— WORK TO COMPLETE —
Reproduce the entries below character for character.

[Interface dataset entries]
- - -
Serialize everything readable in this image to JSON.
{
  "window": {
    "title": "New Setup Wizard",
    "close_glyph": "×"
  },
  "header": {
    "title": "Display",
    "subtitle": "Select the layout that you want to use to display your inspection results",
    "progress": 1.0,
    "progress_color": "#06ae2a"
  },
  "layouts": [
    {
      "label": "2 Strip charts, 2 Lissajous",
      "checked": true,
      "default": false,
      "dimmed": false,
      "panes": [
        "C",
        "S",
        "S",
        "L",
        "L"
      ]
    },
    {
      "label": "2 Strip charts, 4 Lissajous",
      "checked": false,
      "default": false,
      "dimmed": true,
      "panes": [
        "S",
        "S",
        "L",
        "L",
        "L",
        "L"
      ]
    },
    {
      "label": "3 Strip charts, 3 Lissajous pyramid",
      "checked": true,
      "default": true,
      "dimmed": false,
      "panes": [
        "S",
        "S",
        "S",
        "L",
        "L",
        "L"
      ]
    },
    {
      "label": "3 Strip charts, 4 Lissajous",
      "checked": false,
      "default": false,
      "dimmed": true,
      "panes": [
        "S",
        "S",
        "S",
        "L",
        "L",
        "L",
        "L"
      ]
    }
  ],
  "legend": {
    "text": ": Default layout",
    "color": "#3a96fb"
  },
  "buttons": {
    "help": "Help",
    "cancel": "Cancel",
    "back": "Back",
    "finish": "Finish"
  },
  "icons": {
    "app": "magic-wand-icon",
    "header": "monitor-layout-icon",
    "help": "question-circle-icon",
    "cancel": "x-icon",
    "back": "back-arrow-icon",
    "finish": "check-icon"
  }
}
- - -
— EXERCISE SOLUTION —
Serialize everything readable in this image to JSON.
{
  "window": {
    "title": "New Setup Wizard",
    "close_glyph": "×"
  },
  "header": {
    "title": "Display",
    "subtitle": "Select the layout that you want to use to display your inspection results",
    "progress": 1.0,
    "progress_color": "#06ae2a"
  },
  "layouts": [
    {
      "label": "2 Strip charts, 2 Lissajous",
      "checked": true,
      "default": false,
      "dimmed": false,
      "panes": [
        "C",
        "S",
        "S",
        "L",
        "L"
      ]
    },
    {
      "label": "2 Strip charts, 4 Lissajous",
      "checked": false,
      "default": false,
      "dimmed": true,
      "panes": [
        "S",
        "S",
        "L",
        "L",
        "L",
        "L"
      ]
    },
    {
      "label": "3 Strip charts, 3 Lissajous pyramid",
      "checked": true,
      "default": true,
      "dimmed": false,
      "panes": [
        "S",
        "S",
        "S",
        "L",
        "L",
        "L"
      ]
    },
    {
      "label": "3 Strip charts, 4 Lissajous",
      "checked": false,
      "default": false,
      "dimmed": true,
      "panes": [
        "S",
        "S",
        "S",
        "L",
        "L",
        "L",
        "L"
      ]
    }
  ],
  "legend": {
    "text": ": Default layout",
    "color": "#3a96fb"
  },
  "buttons": {
    "help": "Help",
    "cancel": "Cancel",
    "back": "Back",
    "finish": "Finish"
  },
  "icons": {
    "app": "magic-wand-icon",
    "header": "monitor-layout-icon",
    "help": "question-circle-icon",
    "cancel": "x-icon",
    "back": "back-arrow-icon",
    "finish": "check-icon"
  }
}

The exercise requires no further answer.